_Exercise prompt_:
Copy out the entire listing precisely.

(Data provided)

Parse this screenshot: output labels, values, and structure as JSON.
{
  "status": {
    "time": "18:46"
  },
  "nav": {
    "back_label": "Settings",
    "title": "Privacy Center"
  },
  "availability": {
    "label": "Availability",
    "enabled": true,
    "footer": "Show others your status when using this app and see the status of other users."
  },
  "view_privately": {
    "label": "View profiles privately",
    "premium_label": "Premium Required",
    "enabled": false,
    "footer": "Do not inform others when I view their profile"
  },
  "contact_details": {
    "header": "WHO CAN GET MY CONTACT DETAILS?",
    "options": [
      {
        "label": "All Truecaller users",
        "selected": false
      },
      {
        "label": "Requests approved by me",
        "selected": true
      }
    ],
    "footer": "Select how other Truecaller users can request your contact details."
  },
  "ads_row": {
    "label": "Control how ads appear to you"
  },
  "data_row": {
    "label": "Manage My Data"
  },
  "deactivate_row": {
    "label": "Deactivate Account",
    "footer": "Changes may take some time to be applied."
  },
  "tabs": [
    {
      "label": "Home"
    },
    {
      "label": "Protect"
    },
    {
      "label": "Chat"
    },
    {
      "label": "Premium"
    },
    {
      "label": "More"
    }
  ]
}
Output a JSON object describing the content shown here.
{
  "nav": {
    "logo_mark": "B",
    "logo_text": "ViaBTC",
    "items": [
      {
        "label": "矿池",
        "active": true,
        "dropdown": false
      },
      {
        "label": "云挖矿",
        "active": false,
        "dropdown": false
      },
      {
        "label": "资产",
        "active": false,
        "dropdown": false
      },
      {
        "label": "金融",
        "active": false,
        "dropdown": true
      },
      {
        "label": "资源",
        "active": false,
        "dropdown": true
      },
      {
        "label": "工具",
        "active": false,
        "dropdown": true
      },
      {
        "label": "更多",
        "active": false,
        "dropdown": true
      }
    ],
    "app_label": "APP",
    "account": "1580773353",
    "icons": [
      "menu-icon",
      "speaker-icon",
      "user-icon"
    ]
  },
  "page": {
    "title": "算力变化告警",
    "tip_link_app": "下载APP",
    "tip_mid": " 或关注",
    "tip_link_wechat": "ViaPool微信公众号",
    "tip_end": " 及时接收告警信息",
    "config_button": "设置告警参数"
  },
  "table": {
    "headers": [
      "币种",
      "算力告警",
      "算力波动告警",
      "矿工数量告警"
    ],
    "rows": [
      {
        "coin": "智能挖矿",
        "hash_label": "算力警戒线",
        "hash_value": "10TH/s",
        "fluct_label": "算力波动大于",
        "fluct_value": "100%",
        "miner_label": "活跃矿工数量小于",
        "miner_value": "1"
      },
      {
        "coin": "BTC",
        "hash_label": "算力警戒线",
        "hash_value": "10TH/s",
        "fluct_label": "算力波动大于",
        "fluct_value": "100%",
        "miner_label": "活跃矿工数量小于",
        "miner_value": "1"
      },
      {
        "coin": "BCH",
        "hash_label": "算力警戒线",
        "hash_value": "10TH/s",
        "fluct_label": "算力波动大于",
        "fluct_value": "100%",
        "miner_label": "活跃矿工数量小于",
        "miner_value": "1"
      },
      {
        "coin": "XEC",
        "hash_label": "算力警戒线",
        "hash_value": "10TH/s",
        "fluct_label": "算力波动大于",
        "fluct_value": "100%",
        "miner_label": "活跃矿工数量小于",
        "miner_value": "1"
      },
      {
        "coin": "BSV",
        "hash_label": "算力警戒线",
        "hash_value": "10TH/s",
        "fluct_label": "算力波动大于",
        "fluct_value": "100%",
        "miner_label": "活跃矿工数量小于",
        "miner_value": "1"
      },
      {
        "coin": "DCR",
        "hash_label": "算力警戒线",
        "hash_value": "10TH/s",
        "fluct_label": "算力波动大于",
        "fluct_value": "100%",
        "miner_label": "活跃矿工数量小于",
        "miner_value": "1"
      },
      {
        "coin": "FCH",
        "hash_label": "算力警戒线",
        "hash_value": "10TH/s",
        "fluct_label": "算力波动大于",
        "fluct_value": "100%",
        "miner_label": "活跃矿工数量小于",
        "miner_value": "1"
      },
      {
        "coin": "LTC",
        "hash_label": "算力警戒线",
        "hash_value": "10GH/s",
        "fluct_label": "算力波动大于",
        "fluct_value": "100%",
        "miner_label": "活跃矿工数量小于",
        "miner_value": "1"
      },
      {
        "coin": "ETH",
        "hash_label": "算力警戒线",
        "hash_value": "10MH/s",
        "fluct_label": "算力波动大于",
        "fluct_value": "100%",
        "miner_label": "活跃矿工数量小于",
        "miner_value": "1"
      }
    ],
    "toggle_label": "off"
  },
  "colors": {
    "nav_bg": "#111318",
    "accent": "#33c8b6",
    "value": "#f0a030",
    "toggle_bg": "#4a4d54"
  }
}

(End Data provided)

_Response_:
Parse this screenshot: output labels, values, and structure as JSON.
{
  "status": {
    "time": "18:46"
  },
  "nav": {
    "back_label": "Settings",
    "title": "Privacy Center"
  },
  "availability": {
    "label": "Availability",
    "enabled": true,
    "footer": "Show others your status when using this app and see the status of other users."
  },
  "view_privately": {
    "label": "View profiles privately",
    "premium_label": "Premium Required",
    "enabled": false,
    "footer": "Do not inform others when I view their profile"
  },
  "contact_details": {
    "header": "WHO CAN GET MY CONTACT DETAILS?",
    "options": [
      {
        "label": "All Truecaller users",
        "selected": false
      },
      {
        "label": "Requests approved by me",
        "selected": true
      }
    ],
    "footer": "Select how other Truecaller users can request your contact details."
  },
  "ads_row": {
    "label": "Control how ads appear to you"
  },
  "data_row": {
    "label": "Manage My Data"
  },
  "deactivate_row": {
    "label": "Deactivate Account",
    "footer": "Changes may take some time to be applied."
  },
  "tabs": [
    {
      "label": "Home"
    },
    {
      "label": "Protect"
    },
    {
      "label": "Chat"
    },
    {
      "label": "Premium"
    },
    {
      "label": "More"
    }
  ]
}
Output a JSON object describing the content shown here.
{
  "nav": {
    "logo_mark": "B",
    "logo_text": "ViaBTC",
    "items": [
      {
        "label": "矿池",
        "active": true,
        "dropdown": false
      },
      {
        "label": "云挖矿",
        "active": false,
        "dropdown": false
      },
      {
        "label": "资产",
        "active": false,
        "dropdown": false
      },
      {
        "label": "金融",
        "active": false,
        "dropdown": true
      },
      {
        "label": "资源",
        "active": false,
        "dropdown": true
      },
      {
        "label": "工具",
        "active": false,
        "dropdown": true
      },
      {
        "label": "更多",
        "active": false,
        "dropdown": true
      }
    ],
    "app_label": "APP",
    "account": "1580773353",
    "icons": [
      "menu-icon",
      "speaker-icon",
      "user-icon"
    ]
  },
  "page": {
    "title": "算力变化告警",
    "tip_link_app": "下载APP",
    "tip_mid": " 或关注",
    "tip_link_wechat": "ViaPool微信公众号",
    "tip_end": " 及时接收告警信息",
    "config_button": "设置告警参数"
  },
  "table": {
    "headers": [
      "币种",
      "算力告警",
      "算力波动告警",
      "矿工数量告警"
    ],
    "rows": [
      {
        "coin": "智能挖矿",
        "hash_label": "算力警戒线",
        "hash_value": "10TH/s",
        "fluct_label": "算力波动大于",
        "fluct_value": "100%",
        "miner_label": "活跃矿工数量小于",
        "miner_value": "1"
      },
      {
        "coin": "BTC",
        "hash_label": "算力警戒线",
        "hash_value": "10TH/s",
        "fluct_label": "算力波动大于",
        "fluct_value": "100%",
        "miner_label": "活跃矿工数量小于",
        "miner_value": "1"
      },
      {
        "coin": "BCH",
        "hash_label": "算力警戒线",
        "hash_value": "10TH/s",
        "fluct_label": "算力波动大于",
        "fluct_value": "100%",
        "miner_label": "活跃矿工数量小于",
        "miner_value": "1"
      },
      {
        "coin": "XEC",
        "hash_label": "算力警戒线",
        "hash_value": "10TH/s",
        "fluct_label": "算力波动大于",
        "fluct_value": "100%",
        "miner_label": "活跃矿工数量小于",
        "miner_value": "1"
      },
      {
        "coin": "BSV",
        "hash_label": "算力警戒线",
        "hash_value": "10TH/s",
        "fluct_label": "算力波动大于",
        "fluct_value": "100%",
        "miner_label": "活跃矿工数量小于",
        "miner_value": "1"
      },
      {
        "coin": "DCR",
        "hash_label": "算力警戒线",
        "hash_value": "10TH/s",
        "fluct_label": "算力波动大于",
        "fluct_value": "100%",
        "miner_label": "活跃矿工数量小于",
        "miner_value": "1"
      },
      {
        "coin": "FCH",
        "hash_label": "算力警戒线",
        "hash_value": "10TH/s",
        "fluct_label": "算力波动大于",
        "fluct_value": "100%",
        "miner_label": "活跃矿工数量小于",
        "miner_value": "1"
      },
      {
        "coin": "LTC",
        "hash_label": "算力警戒线",
        "hash_value": "10GH/s",
        "fluct_label": "算力波动大于",
        "fluct_value": "100%",
        "miner_label": "活跃矿工数量小于",
        "miner_value": "1"
      },
      {
        "coin": "ETH",
        "hash_label": "算力警戒线",
        "hash_value": "10MH/s",
        "fluct_label": "算力波动大于",
        "fluct_value": "100%",
        "miner_label": "活跃矿工数量小于",
        "miner_value": "1"
      }
    ],
    "toggle_label": "off"
  },
  "colors": {
    "nav_bg": "#111318",
    "accent": "#33c8b6",
    "value": "#f0a030",
    "toggle_bg": "#4a4d54"
  }
}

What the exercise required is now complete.